Prioritize Personalization Throughout Your Student Onboarding Strategies

Personalization, in general, tends to be key. Insights about students preferring smaller group socialization can receive those opportunities. Personalized videos from orientation guides can make the experience more welcoming.

Finally, it’s about centralizing the experience for a single source of truth. The more intentional that process becomes, the easier it will be for students to find the information they’re looking for. Concept3D’s calendar solution, for instance, can become the central source of truth for welcome week and orientation-related events, making it easy to find both featured events and all opportunities for new students to engage.

How to Champion First-Year Student Success Beyond Orientation

Professor providing on-going support through long-term student onboarding strategies

Even orientation, of course, is only the beginning. Universities have to build long-term strategies to create belonging and community.

This starts with informing students about what they can expect. Helping them process what will happen their first semester allows them to lean into it. Communication about what happens the first week, first six weeks, etc., can become vital.

Consistency also becomes key. If everyone across the university is on the same page in terms of language, students will find looking for and taking in information much simpler. Cross-office alignment is absolutely necessary to break down silos and put the student at the center of any first-year communication.

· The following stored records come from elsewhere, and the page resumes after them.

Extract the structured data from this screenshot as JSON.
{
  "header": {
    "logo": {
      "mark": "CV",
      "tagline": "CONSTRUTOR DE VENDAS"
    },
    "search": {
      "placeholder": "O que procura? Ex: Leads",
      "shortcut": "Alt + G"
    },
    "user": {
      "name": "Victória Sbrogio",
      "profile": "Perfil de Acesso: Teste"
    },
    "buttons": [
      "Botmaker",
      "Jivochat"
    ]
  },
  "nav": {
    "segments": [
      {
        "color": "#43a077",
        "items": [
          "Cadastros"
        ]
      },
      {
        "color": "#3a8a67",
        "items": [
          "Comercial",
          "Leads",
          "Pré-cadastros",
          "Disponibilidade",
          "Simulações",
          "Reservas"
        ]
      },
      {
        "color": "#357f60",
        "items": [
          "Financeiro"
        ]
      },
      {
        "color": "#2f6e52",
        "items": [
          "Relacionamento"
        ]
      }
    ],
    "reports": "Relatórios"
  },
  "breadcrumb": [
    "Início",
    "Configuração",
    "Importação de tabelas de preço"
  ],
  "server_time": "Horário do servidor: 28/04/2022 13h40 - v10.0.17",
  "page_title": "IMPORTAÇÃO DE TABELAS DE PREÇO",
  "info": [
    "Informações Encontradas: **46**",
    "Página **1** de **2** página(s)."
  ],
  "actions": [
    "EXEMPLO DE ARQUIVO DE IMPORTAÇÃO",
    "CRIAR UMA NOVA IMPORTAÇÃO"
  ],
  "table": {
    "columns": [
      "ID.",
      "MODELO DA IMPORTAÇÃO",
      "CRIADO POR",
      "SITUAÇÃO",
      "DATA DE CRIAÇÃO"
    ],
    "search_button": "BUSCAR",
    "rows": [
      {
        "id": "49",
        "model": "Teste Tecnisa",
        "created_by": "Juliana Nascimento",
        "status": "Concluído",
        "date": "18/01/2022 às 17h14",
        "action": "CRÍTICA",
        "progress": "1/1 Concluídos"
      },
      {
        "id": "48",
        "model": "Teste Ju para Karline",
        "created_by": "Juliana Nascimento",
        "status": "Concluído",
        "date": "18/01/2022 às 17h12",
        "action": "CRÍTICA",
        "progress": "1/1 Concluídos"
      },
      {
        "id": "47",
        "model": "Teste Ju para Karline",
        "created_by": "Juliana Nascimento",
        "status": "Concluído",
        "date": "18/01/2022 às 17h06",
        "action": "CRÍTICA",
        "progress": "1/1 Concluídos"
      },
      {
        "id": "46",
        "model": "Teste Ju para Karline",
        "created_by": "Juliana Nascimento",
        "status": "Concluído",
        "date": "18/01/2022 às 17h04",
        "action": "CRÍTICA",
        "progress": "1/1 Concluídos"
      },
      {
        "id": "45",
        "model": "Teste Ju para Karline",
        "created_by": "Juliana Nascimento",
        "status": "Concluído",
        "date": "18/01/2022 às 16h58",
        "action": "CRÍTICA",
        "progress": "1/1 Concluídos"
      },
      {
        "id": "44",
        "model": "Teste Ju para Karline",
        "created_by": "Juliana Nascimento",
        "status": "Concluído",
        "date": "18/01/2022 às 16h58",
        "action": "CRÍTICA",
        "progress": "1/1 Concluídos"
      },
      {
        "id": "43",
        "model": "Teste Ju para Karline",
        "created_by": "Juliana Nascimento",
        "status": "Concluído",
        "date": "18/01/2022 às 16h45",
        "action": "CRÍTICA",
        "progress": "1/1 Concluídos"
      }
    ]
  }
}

Holy Names University has long been successful with a first-year experience seminar. It is also piloting a year-long model that makes the process even more comprehensive. Students who stay with the same faculty and student group for the entire year build a stronger sense of community. Also, information spread over that entire time (from the library to mental wellness and career services) keeps a steady stream of information going without the risk of overload.

At Butler University, meanwhile, including new students’ families in communications has become a priority in student onboarding strategies. A family council can provide insights into the information parents and other family members most need. The council also acts as a point of contact in getting the word out in more authentic ways. That includes a more comprehensive calendar, which has not just academic dates and deadlines but also reminders and pointers for parents on what to ask their students about and when to give them some space.

Leveraging Technology for a More Successful Student Onboarding

From long before move-in day to throughout the entire first year, onboarding new students is a crucial part of ensuring their long-term success. While that process is largely strategic, the right technology can help to execute those strategies more effectively.

As mentioned throughout, Concept3D can provide at least some of those technology solutions. Virtual tours can create a sense of space for students before move-in day. Simultaneously, interactive maps streamline the actual move-in process. Meanwhile, a central event calendar can simplify the experience at and beyond orientation.

Our solutions are designed for higher education, built on years of experience working with partners in all parts of the area. Ready to learn more about using technology to power your student onboarding strategies? Contact us to get started today.